EXTRACTED DATA: Begin

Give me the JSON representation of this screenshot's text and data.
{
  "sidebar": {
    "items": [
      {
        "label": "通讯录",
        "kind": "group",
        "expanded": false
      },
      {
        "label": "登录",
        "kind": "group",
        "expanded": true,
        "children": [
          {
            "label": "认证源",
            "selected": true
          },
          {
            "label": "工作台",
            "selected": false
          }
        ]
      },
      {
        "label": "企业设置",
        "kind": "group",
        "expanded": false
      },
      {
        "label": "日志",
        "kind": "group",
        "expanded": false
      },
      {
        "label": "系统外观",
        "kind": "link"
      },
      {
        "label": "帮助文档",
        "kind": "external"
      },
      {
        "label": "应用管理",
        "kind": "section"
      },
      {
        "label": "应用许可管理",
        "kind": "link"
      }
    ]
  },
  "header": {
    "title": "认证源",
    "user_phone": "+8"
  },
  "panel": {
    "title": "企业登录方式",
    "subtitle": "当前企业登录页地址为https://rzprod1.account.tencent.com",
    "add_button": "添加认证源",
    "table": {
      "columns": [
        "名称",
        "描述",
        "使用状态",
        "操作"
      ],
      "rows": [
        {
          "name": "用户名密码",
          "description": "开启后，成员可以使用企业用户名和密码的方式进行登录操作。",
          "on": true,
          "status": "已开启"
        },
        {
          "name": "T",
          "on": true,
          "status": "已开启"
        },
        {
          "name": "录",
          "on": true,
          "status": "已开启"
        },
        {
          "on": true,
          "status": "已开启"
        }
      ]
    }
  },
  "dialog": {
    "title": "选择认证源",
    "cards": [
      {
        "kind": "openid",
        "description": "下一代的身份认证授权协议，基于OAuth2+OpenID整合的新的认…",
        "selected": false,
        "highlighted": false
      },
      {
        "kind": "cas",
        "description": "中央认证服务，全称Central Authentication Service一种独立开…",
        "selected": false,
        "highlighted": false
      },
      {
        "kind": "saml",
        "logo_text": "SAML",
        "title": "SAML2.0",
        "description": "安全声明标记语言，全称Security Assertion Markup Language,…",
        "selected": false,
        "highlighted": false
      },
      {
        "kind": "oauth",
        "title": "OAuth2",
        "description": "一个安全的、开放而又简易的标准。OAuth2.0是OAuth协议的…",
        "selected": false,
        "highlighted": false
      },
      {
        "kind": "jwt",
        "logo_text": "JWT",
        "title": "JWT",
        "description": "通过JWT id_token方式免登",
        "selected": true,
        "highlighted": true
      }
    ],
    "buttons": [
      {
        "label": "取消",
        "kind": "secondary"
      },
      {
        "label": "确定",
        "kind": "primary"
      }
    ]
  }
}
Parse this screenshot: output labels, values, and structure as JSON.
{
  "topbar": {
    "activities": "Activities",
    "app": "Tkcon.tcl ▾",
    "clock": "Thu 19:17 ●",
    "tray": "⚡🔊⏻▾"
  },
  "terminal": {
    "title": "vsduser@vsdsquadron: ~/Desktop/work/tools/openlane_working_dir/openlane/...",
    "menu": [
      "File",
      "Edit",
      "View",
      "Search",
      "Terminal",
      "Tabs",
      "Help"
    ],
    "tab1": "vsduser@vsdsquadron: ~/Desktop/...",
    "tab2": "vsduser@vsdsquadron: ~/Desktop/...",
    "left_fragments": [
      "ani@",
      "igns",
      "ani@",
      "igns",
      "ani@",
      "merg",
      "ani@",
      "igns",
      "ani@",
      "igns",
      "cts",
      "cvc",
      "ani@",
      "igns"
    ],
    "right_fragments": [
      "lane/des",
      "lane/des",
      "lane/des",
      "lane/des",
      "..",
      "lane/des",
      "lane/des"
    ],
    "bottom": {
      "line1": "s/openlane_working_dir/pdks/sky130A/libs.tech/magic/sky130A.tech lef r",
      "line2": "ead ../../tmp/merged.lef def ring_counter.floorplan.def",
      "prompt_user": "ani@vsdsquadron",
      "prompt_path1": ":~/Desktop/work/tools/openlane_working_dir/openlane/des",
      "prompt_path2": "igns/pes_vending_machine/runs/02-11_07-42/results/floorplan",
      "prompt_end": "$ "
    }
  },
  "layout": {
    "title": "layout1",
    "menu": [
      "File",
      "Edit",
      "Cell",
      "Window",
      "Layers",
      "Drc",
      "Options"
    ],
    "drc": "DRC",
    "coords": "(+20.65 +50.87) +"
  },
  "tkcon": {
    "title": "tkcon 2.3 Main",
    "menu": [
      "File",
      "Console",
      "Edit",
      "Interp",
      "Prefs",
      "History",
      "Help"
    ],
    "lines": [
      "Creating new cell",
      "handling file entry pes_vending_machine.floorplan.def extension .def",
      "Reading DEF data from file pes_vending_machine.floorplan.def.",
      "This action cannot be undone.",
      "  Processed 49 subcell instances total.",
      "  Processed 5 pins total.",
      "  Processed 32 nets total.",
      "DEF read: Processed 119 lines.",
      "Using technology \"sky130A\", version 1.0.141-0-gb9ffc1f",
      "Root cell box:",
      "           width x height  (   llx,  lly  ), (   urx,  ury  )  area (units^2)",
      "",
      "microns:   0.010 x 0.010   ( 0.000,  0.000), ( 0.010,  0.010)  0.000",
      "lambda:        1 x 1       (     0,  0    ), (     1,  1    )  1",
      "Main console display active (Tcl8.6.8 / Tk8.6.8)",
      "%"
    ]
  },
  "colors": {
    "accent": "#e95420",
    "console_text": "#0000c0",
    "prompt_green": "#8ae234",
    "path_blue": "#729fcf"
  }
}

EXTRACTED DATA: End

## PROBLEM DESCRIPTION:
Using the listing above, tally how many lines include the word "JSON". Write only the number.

## RESPONSE BELOW:
2